From the archives of Harper’s Bazaar, I was very touched by a 1948 picture that had been taken by Louise Dahl-Wolfe. As we are all now vulnerable, the way in which this [uncredited] model held a handkerchief in front of a porch beam gave me some sense of empathy and reassurance. In my own illustration and more than anything else, I tried to bring out what I sensed – rather than what is seen in the original.
Geranium Porch 2020
8″ x 11.5″, Mix Media
Photographer Louise Dahl-Wolfe [b. 1895, d. 1989] is credited with influencing a number of the most coveted fashion photographers of the Mid-century era. Dahl-Wolfe did so by using naturalized settings and the advancement in producing full color images during the Forties and Fifties for fashion shoots in her role as a staff photographer for Harper’s Bazaar.
Despite having her work exhibited in galleries and museums, Louise Dahl-Wolfe – according to a quote I found online at Museum of Contemporary Photography in Chicago – was not of the opinion that photography could be considered Fine Art.
Louise Dahl-Wolfe Photo
The Thistle pattern, artfully applied to a Louis Vuitton jacket and as worn by Kaia Gerber, brought the word “pluck” to my mind. Found in Vogue’s March issue [“The New Edwardian”] and photographed by David Sims, I just love that diagonal action in Gerber’s hair above the uniformly vertical pattern. Does anyone say “plucky” these days? Well, this is pluck all over!
Louis Vuitton Spring 2020
Prophetic or just strange…? Yet, when I learned that designer Jean Paul Gaultier had announced his retirement, I had already begun this sketch of a Niall McInerney photo found within the pages of Colin McDowell’s Gaultier biography.

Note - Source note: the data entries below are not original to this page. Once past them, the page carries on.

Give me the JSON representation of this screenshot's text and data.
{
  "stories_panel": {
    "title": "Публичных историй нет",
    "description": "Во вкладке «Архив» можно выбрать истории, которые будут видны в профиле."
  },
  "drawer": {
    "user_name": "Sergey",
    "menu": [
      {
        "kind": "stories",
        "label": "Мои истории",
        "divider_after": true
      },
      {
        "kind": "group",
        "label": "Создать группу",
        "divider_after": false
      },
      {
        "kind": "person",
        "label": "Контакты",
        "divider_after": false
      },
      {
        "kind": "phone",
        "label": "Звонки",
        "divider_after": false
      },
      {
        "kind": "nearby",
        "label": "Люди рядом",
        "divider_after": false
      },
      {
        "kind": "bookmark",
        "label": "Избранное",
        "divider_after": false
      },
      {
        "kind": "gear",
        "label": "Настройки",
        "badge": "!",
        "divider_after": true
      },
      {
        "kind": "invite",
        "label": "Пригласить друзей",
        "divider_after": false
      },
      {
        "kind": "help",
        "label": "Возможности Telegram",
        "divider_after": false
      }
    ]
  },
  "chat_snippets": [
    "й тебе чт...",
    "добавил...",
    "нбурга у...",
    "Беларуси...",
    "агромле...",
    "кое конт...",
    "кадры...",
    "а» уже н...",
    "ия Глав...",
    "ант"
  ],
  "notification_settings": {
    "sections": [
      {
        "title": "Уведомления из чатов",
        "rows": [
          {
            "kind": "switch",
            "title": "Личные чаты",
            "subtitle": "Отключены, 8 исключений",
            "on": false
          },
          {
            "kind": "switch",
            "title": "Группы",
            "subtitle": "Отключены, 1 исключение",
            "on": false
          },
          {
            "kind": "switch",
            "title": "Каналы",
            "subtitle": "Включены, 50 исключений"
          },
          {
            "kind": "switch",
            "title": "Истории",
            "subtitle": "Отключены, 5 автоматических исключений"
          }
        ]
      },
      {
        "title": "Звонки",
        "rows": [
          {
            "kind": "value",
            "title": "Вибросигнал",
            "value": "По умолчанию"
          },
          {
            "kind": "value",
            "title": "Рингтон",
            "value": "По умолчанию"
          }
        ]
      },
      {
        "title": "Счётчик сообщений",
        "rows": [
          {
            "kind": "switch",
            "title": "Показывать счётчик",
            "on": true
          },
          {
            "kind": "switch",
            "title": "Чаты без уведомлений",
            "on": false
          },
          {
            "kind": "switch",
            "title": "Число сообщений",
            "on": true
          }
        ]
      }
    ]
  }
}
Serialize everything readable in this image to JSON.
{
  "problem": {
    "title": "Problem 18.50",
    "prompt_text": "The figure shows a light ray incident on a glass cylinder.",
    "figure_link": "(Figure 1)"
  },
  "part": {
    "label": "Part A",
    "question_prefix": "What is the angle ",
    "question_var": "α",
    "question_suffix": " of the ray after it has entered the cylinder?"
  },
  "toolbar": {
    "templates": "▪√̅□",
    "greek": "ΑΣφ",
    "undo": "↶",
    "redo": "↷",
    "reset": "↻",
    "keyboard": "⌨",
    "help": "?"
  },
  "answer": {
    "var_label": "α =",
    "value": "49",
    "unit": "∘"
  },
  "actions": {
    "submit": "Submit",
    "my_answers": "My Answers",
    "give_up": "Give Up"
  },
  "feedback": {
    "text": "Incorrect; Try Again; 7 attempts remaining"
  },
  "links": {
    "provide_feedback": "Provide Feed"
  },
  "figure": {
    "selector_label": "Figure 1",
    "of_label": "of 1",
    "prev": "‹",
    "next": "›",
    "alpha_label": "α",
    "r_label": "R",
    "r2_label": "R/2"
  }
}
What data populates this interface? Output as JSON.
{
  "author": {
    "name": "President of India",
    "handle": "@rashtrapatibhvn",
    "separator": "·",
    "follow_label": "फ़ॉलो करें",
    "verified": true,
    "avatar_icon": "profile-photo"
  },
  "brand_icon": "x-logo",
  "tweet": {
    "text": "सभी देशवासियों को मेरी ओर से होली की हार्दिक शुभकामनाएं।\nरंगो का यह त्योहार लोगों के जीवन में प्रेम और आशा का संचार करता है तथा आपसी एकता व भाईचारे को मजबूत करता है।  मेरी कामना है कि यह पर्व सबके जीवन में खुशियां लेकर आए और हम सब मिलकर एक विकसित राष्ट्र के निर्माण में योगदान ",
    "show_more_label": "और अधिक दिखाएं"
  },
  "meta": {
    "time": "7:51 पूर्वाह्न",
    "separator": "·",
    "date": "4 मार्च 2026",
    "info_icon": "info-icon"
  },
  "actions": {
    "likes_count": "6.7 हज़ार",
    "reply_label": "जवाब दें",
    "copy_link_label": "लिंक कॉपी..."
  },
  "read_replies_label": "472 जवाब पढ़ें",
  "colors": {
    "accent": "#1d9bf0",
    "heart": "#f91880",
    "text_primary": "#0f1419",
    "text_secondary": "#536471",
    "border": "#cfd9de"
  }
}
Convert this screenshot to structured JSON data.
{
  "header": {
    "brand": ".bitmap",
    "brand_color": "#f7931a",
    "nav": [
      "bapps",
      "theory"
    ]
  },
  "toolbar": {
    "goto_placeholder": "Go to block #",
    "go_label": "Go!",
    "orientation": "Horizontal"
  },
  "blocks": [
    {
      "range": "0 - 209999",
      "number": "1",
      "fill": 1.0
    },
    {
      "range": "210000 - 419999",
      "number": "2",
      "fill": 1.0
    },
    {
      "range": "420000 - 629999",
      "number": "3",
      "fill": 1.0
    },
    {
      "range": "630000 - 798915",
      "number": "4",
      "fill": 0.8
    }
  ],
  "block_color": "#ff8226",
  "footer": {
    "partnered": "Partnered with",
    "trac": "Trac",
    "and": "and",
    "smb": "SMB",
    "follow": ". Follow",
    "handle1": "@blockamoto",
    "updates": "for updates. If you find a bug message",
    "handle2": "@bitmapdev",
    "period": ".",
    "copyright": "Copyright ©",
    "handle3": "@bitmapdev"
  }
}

From his fairly humble beginnings, Gaultier began his breath taking career when he was employed by Pierre Cardin. Jean Paul was a mere 18 year old at the time! [Does anyone speak much of Cardin today? Would it be hubris to view Gaultier as having surpassed his mentor if we are to think of the legends of haute couture?]
Gaultier has often come across as an impish mischief maker; this being one of the many reasons I personally adore him but also gives one the sense that he will not disappear entirely. And since his own style – more often than not – is typically a striped sailor’s shirt, I felt the need to lend stripes to the model’s gloved hand.
Les Journées ou Gaultier
While on a vintage fashion photo spree, a 1967 photo by Patrick Hunt seized and transported me both backwards and forward. A model by the name of Maudie James, dressed in 60’s Mod icon Mary Quant and seated in floral patterned “Barrel” chair. This über-cool chick I once dreamt of becoming…and to be dressed in Mary Quant!
Yet, I couldn’t be stopped in re-imaging this in my own [quite twisted] way.
The chair became a setting of its own for some trippy botanical, as photographed by my friend Bryel. And Hieronymus Bosch inspired some sort of pattern for Maudie’s outfit – as well as an added pot with its fern. More madness came over me as I left my “medium comfort zone” and went to town with pastels of all kinds applied to a – roughly – 12” x 12” hunk of grey mat board.
Maudie James in Mary Quant. Photo by Patrick Hunt, 1967
Maudie James in Bosch
*A special mention of gratitude to Clive Arrowsmith: As I couldn’t find anything as far as Maudie’s background, Mr Arrowsmith had written of his experience with her in that she was very quiet… shy…